Home Museum institution Seven of the weirdest museums you can visit in and around Glasgow

Seven of the weirdest museums you can visit in and around Glasgow


When it comes to museums, Glasgow’s – or the discerning tourist – are spoiled for choice.

Whether you love ancient Egypt or Charles Rennie Mackintosh, the Kelvingrove Art Gallery and Museum will meet all your cultural needs. If your interests are more local, try the People’s Palace for a citizen’s look at how Glasgow has changed over the centuries. And if it all sounds too much like school, Europe’s only football museum can be found here in Hampden Park.

But maybe you’ve exhausted all the usual options – or maybe you have some nice niche interests. Whether you’re looking for a quirky day out or a particularly memorable first date, why not take a look at some of the weirdest museums and collections in and around Glasgow?

1. The Hunterian Museum

Artificial hands made for Erskine Hospital 1918, Hunterian Museum, Glasgow (Credit: Wikimedia Commons)

You’ll need a strong stomach if the Hunterian is on your list, but it’s worth it. Named after the 18th century scientist who donated his personal collection of scientific instruments, anatomical models and insects to the University of Edinburgh, it has over the years become a world-class institution for the strange and the wonderful, including a zoological museum and an art gallery.

2. Glasgow Police Museum

a 1985 police car on display at the Glasgow Police Museum
Caught by the Down – a 1985 police car on display at the Glasgow Police Museum (Credit: Wikimedia Commons)

What is going on here then? It is fitting that the town which saw the first British police force patrolling its streets also has a museum dedicated to the fight against crime. This award-winning museum has everything from vintage police cars to stories about some of Glasgow’s worst criminals.

3. Grove of fossils

The fossil grove
It’s like Jurassic Park, but with trees instead of dinosaurs. (Credit: Wikimedia Common)

Listen, anyone can go to a forest – there are 307 in Scotland alone.
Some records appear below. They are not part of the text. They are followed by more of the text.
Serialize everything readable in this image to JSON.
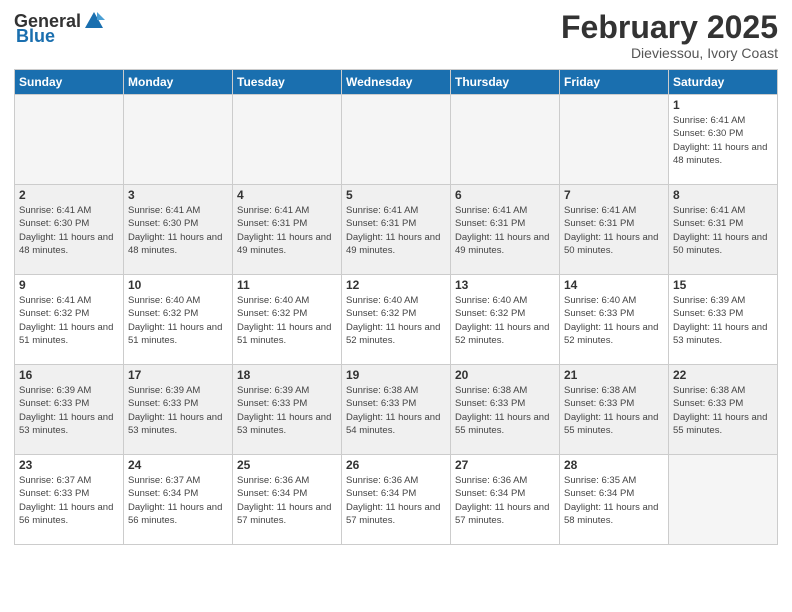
{
  "header": {
    "logo_general": "General",
    "logo_blue": "Blue",
    "title": "February 2025",
    "subtitle": "Dieviessou, Ivory Coast"
  },
  "days_of_week": [
    "Sunday",
    "Monday",
    "Tuesday",
    "Wednesday",
    "Thursday",
    "Friday",
    "Saturday"
  ],
  "weeks": [
    {
      "shade": false,
      "days": [
        {
          "num": "",
          "info": ""
        },
        {
          "num": "",
          "info": ""
        },
        {
          "num": "",
          "info": ""
        },
        {
          "num": "",
          "info": ""
        },
        {
          "num": "",
          "info": ""
        },
        {
          "num": "",
          "info": ""
        },
        {
          "num": "1",
          "info": "Sunrise: 6:41 AM\nSunset: 6:30 PM\nDaylight: 11 hours and 48 minutes."
        }
      ]
    },
    {
      "shade": true,
      "days": [
        {
          "num": "2",
          "info": "Sunrise: 6:41 AM\nSunset: 6:30 PM\nDaylight: 11 hours and 48 minutes."
        },
        {
          "num": "3",
          "info": "Sunrise: 6:41 AM\nSunset: 6:30 PM\nDaylight: 11 hours and 48 minutes."
        },
        {
          "num": "4",
          "info": "Sunrise: 6:41 AM\nSunset: 6:31 PM\nDaylight: 11 hours and 49 minutes."
        },
        {
          "num": "5",
          "info": "Sunrise: 6:41 AM\nSunset: 6:31 PM\nDaylight: 11 hours and 49 minutes."
        },
        {
          "num": "6",
          "info": "Sunrise: 6:41 AM\nSunset: 6:31 PM\nDaylight: 11 hours and 49 minutes."
        },
        {
          "num": "7",
          "info": "Sunrise: 6:41 AM\nSunset: 6:31 PM\nDaylight: 11 hours and 50 minutes."
        },
        {
          "num": "8",
          "info": "Sunrise: 6:41 AM\nSunset: 6:31 PM\nDaylight: 11 hours and 50 minutes."
        }
      ]
    },
    {
      "shade": false,
      "days": [
        {
          "num": "9",
          "info": "Sunrise: 6:41 AM\nSunset: 6:32 PM\nDaylight: 11 hours and 51 minutes."
        },
        {
          "num": "10",
          "info": "Sunrise: 6:40 AM\nSunset: 6:32 PM\nDaylight: 11 hours and 51 minutes."
        },
        {
          "num": "11",
          "info": "Sunrise: 6:40 AM\nSunset: 6:32 PM\nDaylight: 11 hours and 51 minutes."
        },
        {
          "num": "12",
          "info": "Sunrise: 6:40 AM\nSunset: 6:32 PM\nDaylight: 11 hours and 52 minutes."
        },
        {
          "num": "13",
          "info": "Sunrise: 6:40 AM\nSunset: 6:32 PM\nDaylight: 11 hours and 52 minutes."
        },
        {
          "num": "14",
          "info": "Sunrise: 6:40 AM\nSunset: 6:33 PM\nDaylight: 11 hours and 52 minutes."
        },
        {
          "num": "15",
          "info": "Sunrise: 6:39 AM\nSunset: 6:33 PM\nDaylight: 11 hours and 53 minutes."
        }
      ]
    },
    {
      "shade": true,
      "days": [
        {
          "num": "16",
          "info": "Sunrise: 6:39 AM\nSunset: 6:33 PM\nDaylight: 11 hours and 53 minutes."
        },
        {
          "num": "17",
          "info": "Sunrise: 6:39 AM\nSunset: 6:33 PM\nDaylight: 11 hours and 53 minutes."
        },
        {
          "num": "18",
          "info": "Sunrise: 6:39 AM\nSunset: 6:33 PM\nDaylight: 11 hours and 53 minutes."
        },
        {
          "num": "19",
          "info": "Sunrise: 6:38 AM\nSunset: 6:33 PM\nDaylight: 11 hours and 54 minutes."
        },
        {
          "num": "20",
          "info": "Sunrise: 6:38 AM\nSunset: 6:33 PM\nDaylight: 11 hours and 55 minutes."
        },
        {
          "num": "21",
          "info": "Sunrise: 6:38 AM\nSunset: 6:33 PM\nDaylight: 11 hours and 55 minutes."
        },
        {
          "num": "22",
          "info": "Sunrise: 6:38 AM\nSunset: 6:33 PM\nDaylight: 11 hours and 55 minutes."
        }
      ]
    },
    {
      "shade": false,
      "days": [
        {
          "num": "23",
          "info": "Sunrise: 6:37 AM\nSunset: 6:33 PM\nDaylight: 11 hours and 56 minutes."
        },
        {
          "num": "24",
          "info": "Sunrise: 6:37 AM\nSunset: 6:34 PM\nDaylight: 11 hours and 56 minutes."
        },
        {
          "num": "25",
          "info": "Sunrise: 6:36 AM\nSunset: 6:34 PM\nDaylight: 11 hours and 57 minutes."
        },
        {
          "num": "26",
          "info": "Sunrise: 6:36 AM\nSunset: 6:34 PM\nDaylight: 11 hours and 57 minutes."
        },
        {
          "num": "27",
          "info": "Sunrise: 6:36 AM\nSunset: 6:34 PM\nDaylight: 11 hours and 57 minutes."
        },
        {
          "num": "28",
          "info": "Sunrise: 6:35 AM\nSunset: 6:34 PM\nDaylight: 11 hours and 58 minutes."
        },
        {
          "num": "",
          "info": ""
        }
      ]
    }
  ]
}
But how often do you have the opportunity to walk through a forest where the trees are 330 million years old? Located in Victoria Park, you can explore eleven fossil tree stumps from the Carboniferous Period, discovered in 1857.

4. Museum of Religious Life and Art of Saint Mongoose

A stained glass window in St Mungo's
A stained glass window in Sainte Mongoose (Credit: Wikimedia Commons)

Named after Glasgow’s patron saint, it is built on the site of a medieval episcopal castle and “aims to promote understanding and respect between people of different faiths and those of none”.

5. The Burrell Collection

The Burrell Collection
Some of the friendly faces waiting to welcome you to the Burrell Collection. (Credit: Wikimedia Commons)

An eclectic and breathtaking art collection, it includes the UK’s most important collections of Chinese art, medieval treasures including stained glass, weapons and armor, and over 200 tapestries. But you’ll have to wait until 2022 to visit it – it’s undergoing a massive £ 68million redevelopment.

6. Scottish Mask and Puppet Center

the Scottish center of masks and puppets
This is the way to do it at the Scottish Mask and Puppet Center (Credit: Daily Record)

You might want to avoid this one if you suffer from automatonophobia – the fear of human-shaped figurines. It has an impressive array of masks and puppets from different cultures around the world that shed light on a fascinating, albeit overlooked, aspect of Scottish theater.

7. The secret collection

the Secret Museum at Paisley
It’s a mystery – Paisley’s Secret Museum (Credit: Wikimedia Commons)

Renfrewshire Museums have an impressive collection of artifacts – so impressive, in fact, that they had to create a whole new section to house them. And what could be better than on Paisley High Street? These are the first publicly accessible museum archives on a main street in the UK, but they like to keep a certain mystique about them. The collection includes some of Paisley’s world-famous textiles, as well as a mix of ceramics, world cultures, social history, art and sculpture, natural history and local archives – many of which are n have not been seen by the public for decades. Tours are free, but due to the secure nature of the collection, you will not be able to view it without a guide.